- [PROBLEM DETAILS]:
The answer is every line of the records that holds the word "label", copied in full.

- [DATA FOR THIS EXERCISE]:
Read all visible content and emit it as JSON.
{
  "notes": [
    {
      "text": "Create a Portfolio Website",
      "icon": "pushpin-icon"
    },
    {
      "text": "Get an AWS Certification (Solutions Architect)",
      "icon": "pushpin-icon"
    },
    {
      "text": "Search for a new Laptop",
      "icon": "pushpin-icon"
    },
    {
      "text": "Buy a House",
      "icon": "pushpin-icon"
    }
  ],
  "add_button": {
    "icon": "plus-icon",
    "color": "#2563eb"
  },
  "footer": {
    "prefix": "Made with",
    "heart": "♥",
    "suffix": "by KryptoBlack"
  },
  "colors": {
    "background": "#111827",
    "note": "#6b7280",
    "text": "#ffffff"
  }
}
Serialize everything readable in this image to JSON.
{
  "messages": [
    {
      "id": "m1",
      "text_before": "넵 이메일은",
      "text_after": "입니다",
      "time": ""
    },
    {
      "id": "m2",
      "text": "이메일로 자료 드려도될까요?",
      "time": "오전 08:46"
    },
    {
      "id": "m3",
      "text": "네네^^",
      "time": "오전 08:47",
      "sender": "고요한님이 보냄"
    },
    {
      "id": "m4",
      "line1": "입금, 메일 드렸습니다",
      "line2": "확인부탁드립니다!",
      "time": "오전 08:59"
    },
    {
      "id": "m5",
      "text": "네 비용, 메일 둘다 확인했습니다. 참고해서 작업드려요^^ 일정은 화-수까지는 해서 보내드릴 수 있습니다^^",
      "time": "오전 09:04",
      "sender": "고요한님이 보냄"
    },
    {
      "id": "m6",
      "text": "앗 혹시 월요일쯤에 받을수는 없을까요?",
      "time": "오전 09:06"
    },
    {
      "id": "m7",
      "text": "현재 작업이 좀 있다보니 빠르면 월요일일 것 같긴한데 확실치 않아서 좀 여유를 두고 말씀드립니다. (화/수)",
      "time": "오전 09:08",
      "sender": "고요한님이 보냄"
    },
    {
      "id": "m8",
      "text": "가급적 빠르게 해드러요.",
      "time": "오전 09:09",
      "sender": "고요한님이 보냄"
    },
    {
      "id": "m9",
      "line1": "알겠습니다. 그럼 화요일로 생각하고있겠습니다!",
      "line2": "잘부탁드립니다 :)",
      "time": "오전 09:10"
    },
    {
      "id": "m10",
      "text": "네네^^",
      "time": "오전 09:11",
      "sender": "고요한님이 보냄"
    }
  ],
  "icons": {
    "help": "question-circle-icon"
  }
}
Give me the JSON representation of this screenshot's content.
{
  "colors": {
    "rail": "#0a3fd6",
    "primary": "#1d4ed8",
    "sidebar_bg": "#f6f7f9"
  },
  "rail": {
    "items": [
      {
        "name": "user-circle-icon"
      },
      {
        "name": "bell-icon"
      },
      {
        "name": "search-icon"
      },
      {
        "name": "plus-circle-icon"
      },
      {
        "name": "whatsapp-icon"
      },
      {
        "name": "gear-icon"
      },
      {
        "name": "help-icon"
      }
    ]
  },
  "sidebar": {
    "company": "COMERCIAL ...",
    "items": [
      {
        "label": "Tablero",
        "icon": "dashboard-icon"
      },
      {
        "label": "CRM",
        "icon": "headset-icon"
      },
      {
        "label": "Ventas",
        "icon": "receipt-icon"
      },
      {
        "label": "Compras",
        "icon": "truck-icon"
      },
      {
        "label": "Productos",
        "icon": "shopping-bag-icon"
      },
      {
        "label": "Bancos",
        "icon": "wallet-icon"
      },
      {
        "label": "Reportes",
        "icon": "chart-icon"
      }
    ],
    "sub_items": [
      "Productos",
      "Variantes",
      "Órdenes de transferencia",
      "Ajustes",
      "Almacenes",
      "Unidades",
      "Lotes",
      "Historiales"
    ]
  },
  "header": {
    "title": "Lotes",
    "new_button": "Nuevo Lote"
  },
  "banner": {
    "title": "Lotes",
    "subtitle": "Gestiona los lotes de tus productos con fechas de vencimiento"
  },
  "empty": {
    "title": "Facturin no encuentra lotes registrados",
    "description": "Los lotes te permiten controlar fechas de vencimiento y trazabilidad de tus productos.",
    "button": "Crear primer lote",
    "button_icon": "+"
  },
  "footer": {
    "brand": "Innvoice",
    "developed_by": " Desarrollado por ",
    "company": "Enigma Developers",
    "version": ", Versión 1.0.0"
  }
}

- [RESULT FOR THIS EXERCISE]:
        "label": "Tablero",
        "label": "CRM",
        "label": "Ventas",
        "label": "Compras",
        "label": "Productos",
        "label": "Bancos",
        "label": "Reportes",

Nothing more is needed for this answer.